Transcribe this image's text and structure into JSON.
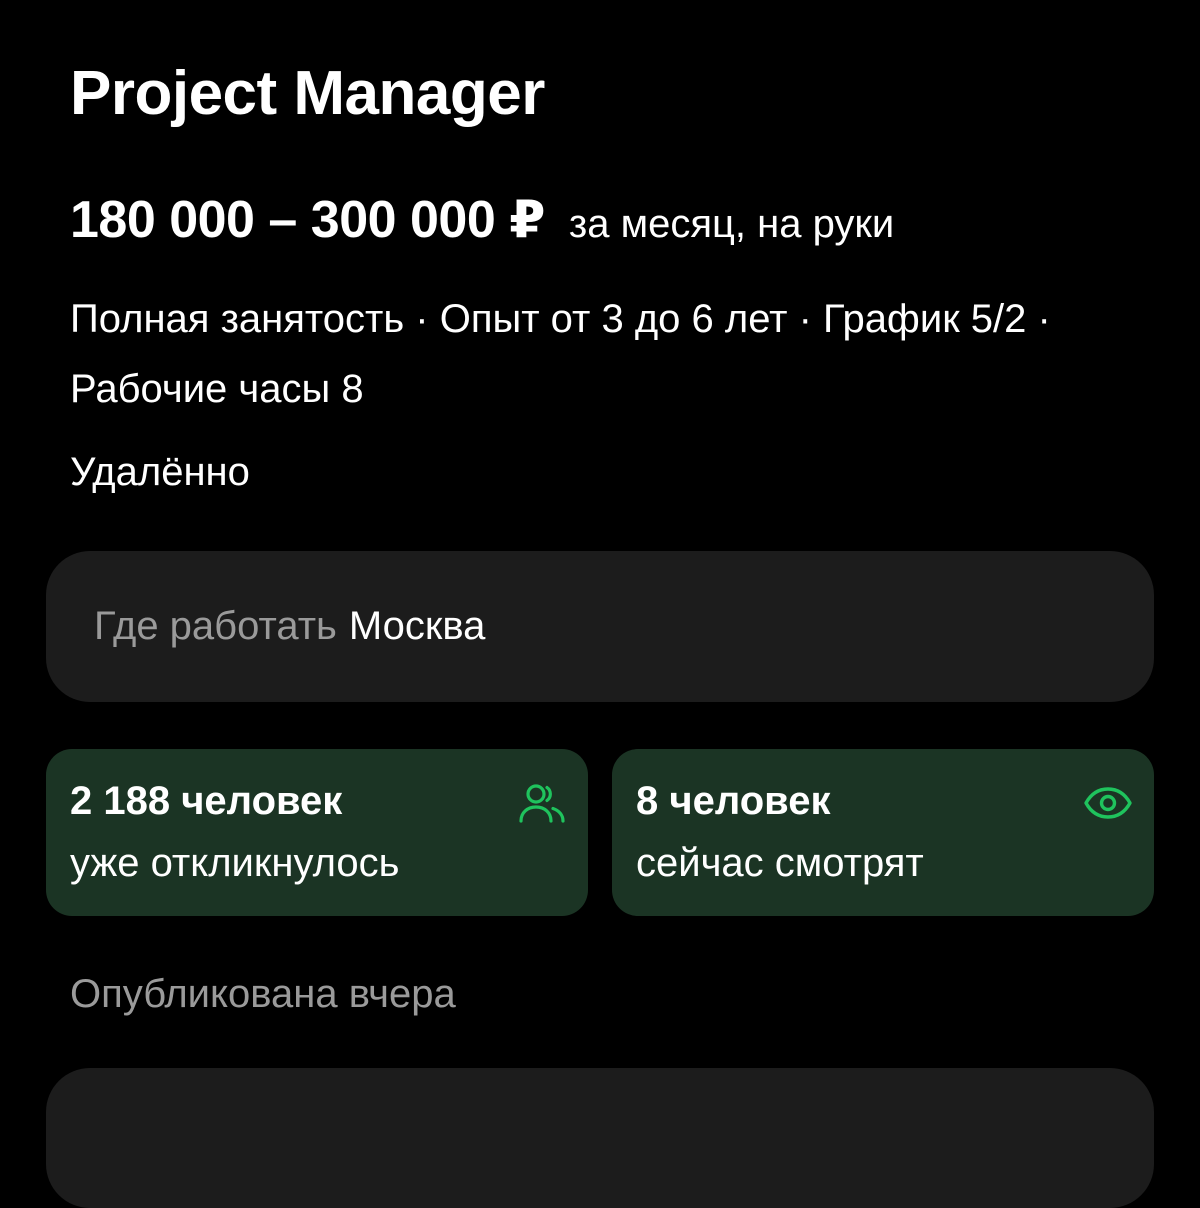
{
  "vacancy": {
    "title": "Project Manager",
    "salary_amount": "180 000 – 300 000 ₽",
    "salary_note": "за месяц, на руки",
    "conditions": "Полная занятость · Опыт от 3 до 6 лет · График 5/2 · Рабочие часы 8",
    "work_format": "Удалённо"
  },
  "location": {
    "label": "Где работать",
    "value": "Москва"
  },
  "stats": {
    "responses": {
      "count": "2 188 человек",
      "caption": "уже откликнулось",
      "icon": "people-icon"
    },
    "viewers": {
      "count": "8 человек",
      "caption": "сейчас смотрят",
      "icon": "eye-icon"
    }
  },
  "published": "Опубликована вчера",
  "colors": {
    "background": "#000000",
    "card": "#1c1c1c",
    "stat_card": "#1b3424",
    "accent_green": "#1fc35d",
    "muted_text": "#9a9a9a"
  }
}
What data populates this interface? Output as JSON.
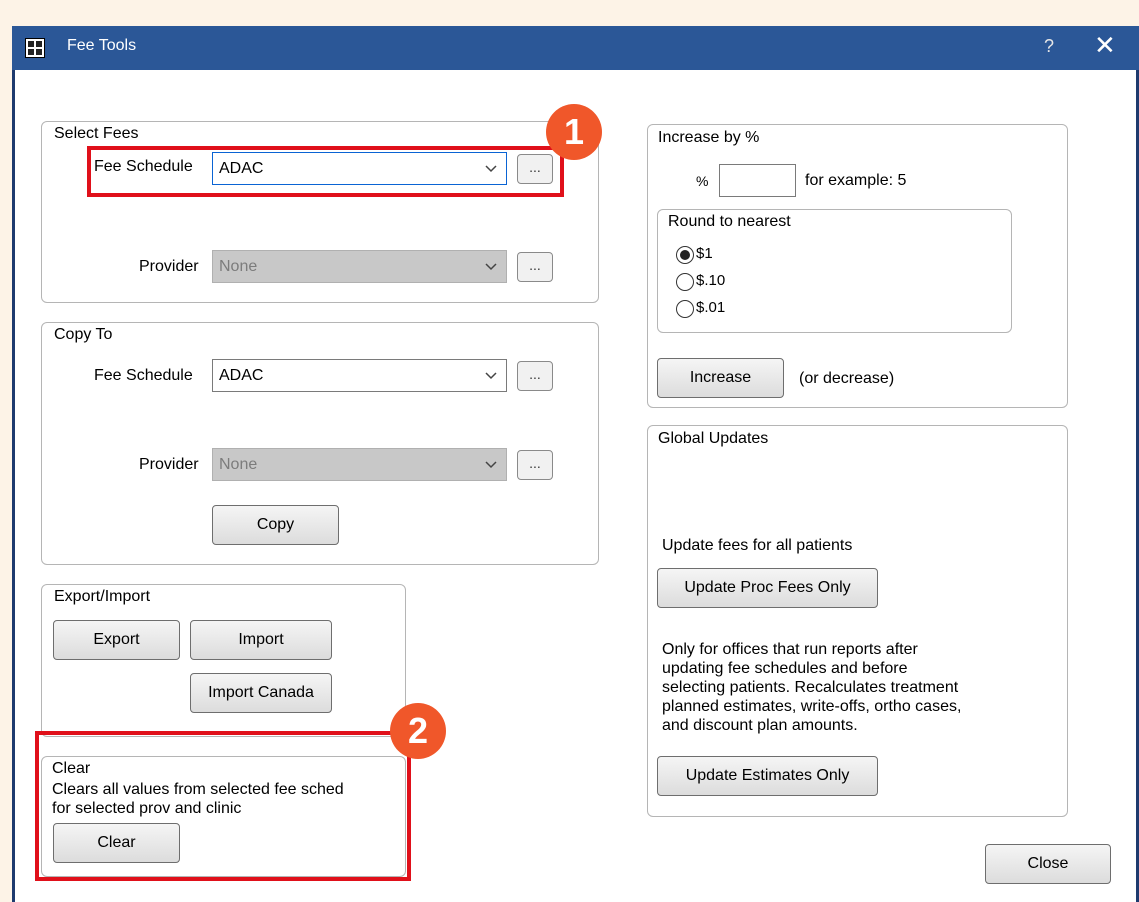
{
  "window": {
    "title": "Fee Tools",
    "help": "?",
    "close": "✕"
  },
  "select_fees": {
    "legend": "Select Fees",
    "fee_schedule_label": "Fee Schedule",
    "fee_schedule_value": "ADAC",
    "provider_label": "Provider",
    "provider_value": "None",
    "ellipsis": "..."
  },
  "copy_to": {
    "legend": "Copy To",
    "fee_schedule_label": "Fee Schedule",
    "fee_schedule_value": "ADAC",
    "provider_label": "Provider",
    "provider_value": "None",
    "ellipsis": "...",
    "copy_button": "Copy"
  },
  "export_import": {
    "legend": "Export/Import",
    "export_button": "Export",
    "import_button": "Import",
    "import_canada_button": "Import Canada"
  },
  "clear": {
    "legend": "Clear",
    "description_line1": "Clears all values from selected fee sched",
    "description_line2": "for selected prov and clinic",
    "clear_button": "Clear"
  },
  "increase": {
    "legend": "Increase by %",
    "percent_label": "%",
    "percent_value": "",
    "example_text": "for example: 5",
    "round_legend": "Round to nearest",
    "round_options": [
      "$1",
      "$.10",
      "$.01"
    ],
    "round_selected": "$1",
    "increase_button": "Increase",
    "decrease_note": "(or decrease)"
  },
  "global_updates": {
    "legend": "Global Updates",
    "update_fees_text": "Update fees for all patients",
    "update_proc_button": "Update Proc Fees Only",
    "info_line1": "Only for offices that run reports after",
    "info_line2": "updating fee schedules and before",
    "info_line3": "selecting patients. Recalculates treatment",
    "info_line4": "planned estimates, write-offs, ortho cases,",
    "info_line5": "and discount plan amounts.",
    "update_estimates_button": "Update Estimates Only"
  },
  "close_button": "Close",
  "callouts": {
    "one": "1",
    "two": "2"
  },
  "colors": {
    "title_bar": "#2b5797",
    "highlight": "#e0101a",
    "badge": "#f0572a"
  }
}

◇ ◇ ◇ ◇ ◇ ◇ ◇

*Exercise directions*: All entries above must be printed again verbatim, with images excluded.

*Final answer*:
Transcribe this image's text and structure into JSON.
{
  "vacancy": {
    "title": "Project Manager",
    "salary_amount": "180 000 – 300 000 ₽",
    "salary_note": "за месяц, на руки",
    "conditions": "Полная занятость · Опыт от 3 до 6 лет · График 5/2 · Рабочие часы 8",
    "work_format": "Удалённо"
  },
  "location": {
    "label": "Где работать",
    "value": "Москва"
  },
  "stats": {
    "responses": {
      "count": "2 188 человек",
      "caption": "уже откликнулось",
      "icon": "people-icon"
    },
    "viewers": {
      "count": "8 человек",
      "caption": "сейчас смотрят",
      "icon": "eye-icon"
    }
  },
  "published": "Опубликована вчера",
  "colors": {
    "background": "#000000",
    "card": "#1c1c1c",
    "stat_card": "#1b3424",
    "accent_green": "#1fc35d",
    "muted_text": "#9a9a9a"
  }
}
What data populates this interface? Output as JSON.
{
  "window": {
    "title": "Fee Tools",
    "help": "?",
    "close": "✕"
  },
  "select_fees": {
    "legend": "Select Fees",
    "fee_schedule_label": "Fee Schedule",
    "fee_schedule_value": "ADAC",
    "provider_label": "Provider",
    "provider_value": "None",
    "ellipsis": "..."
  },
  "copy_to": {
    "legend": "Copy To",
    "fee_schedule_label": "Fee Schedule",
    "fee_schedule_value": "ADAC",
    "provider_label": "Provider",
    "provider_value": "None",
    "ellipsis": "...",
    "copy_button": "Copy"
  },
  "export_import": {
    "legend": "Export/Import",
    "export_button": "Export",
    "import_button": "Import",
    "import_canada_button": "Import Canada"
  },
  "clear": {
    "legend": "Clear",
    "description_line1": "Clears all values from selected fee sched",
    "description_line2": "for selected prov and clinic",
    "clear_button": "Clear"
  },
  "increase": {
    "legend": "Increase by %",
    "percent_label": "%",
    "percent_value": "",
    "example_text": "for example: 5",
    "round_legend": "Round to nearest",
    "round_options": [
      "$1",
      "$.10",
      "$.01"
    ],
    "round_selected": "$1",
    "increase_button": "Increase",
    "decrease_note": "(or decrease)"
  },
  "global_updates": {
    "legend": "Global Updates",
    "update_fees_text": "Update fees for all patients",
    "update_proc_button": "Update Proc Fees Only",
    "info_line1": "Only for offices that run reports after",
    "info_line2": "updating fee schedules and before",
    "info_line3": "selecting patients. Recalculates treatment",
    "info_line4": "planned estimates, write-offs, ortho cases,",
    "info_line5": "and discount plan amounts.",
    "update_estimates_button": "Update Estimates Only"
  },
  "close_button": "Close",
  "callouts": {
    "one": "1",
    "two": "2"
  },
  "colors": {
    "title_bar": "#2b5797",
    "highlight": "#e0101a",
    "badge": "#f0572a"
  }
}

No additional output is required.